Senior figures in Momentum are keen for him to be replaced, while the TSSA, whose general secretary, Manuel Cortes, is one of Corbyn’s most reliable allies, is said to be keen for their man Sam Tarry to take post in the leader’s office on a semi-permanent basis. (Tarry won the respect of many generally hostile journalists when he served as campaign chief on the Corbyn re-election bid.) There have already been personnel changes at the behest of Corbyn-allied trade unions, with a designated speechwriter being brought in.

But Milne has seen off the attempt to remove him, with one source saying his critics had been “outplayed, again” and that any new hires will be designed to bolster, rather than replace Milne as comms chief. 

Milne, however, has found the last year a trial. I am reliably informed that he has been keeping a diary and is keen for the full story of the year to come out. With his place secure, he could leave “with his head held high”, rather than being forced out by his enemies and made a scapegoat for failures elsewhere, as friends fear he has been. The contents of the diary would also allow him to return in triumph to The Guardian rather than slinking back. 

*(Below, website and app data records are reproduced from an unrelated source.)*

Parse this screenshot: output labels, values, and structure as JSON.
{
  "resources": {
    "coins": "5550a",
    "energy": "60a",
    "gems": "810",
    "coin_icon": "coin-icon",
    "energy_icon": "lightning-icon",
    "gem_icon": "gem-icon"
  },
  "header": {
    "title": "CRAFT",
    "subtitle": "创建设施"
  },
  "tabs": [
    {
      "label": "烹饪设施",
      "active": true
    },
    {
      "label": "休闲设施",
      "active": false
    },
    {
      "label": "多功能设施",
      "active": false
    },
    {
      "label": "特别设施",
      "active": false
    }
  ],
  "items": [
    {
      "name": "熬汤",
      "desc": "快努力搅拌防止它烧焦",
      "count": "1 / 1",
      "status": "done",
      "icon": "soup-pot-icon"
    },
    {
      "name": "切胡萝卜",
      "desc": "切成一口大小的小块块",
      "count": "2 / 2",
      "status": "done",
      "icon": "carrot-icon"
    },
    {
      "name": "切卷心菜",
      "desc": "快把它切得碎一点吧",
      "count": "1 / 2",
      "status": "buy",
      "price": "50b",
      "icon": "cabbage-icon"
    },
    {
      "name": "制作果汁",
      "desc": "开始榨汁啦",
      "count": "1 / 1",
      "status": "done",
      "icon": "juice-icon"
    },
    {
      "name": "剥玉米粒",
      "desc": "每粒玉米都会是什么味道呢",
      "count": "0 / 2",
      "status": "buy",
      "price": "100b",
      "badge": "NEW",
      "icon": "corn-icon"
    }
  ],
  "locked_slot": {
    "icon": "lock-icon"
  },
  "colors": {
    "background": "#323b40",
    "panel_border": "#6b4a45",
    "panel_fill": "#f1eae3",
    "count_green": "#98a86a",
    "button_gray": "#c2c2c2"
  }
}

So whether he decides to remain in the Corbyn camp or walk away, the Milne effect on Team Corbyn is set to endure.

 

Stephen Bush is special correspondent at the New Statesman. He usually writes about politics.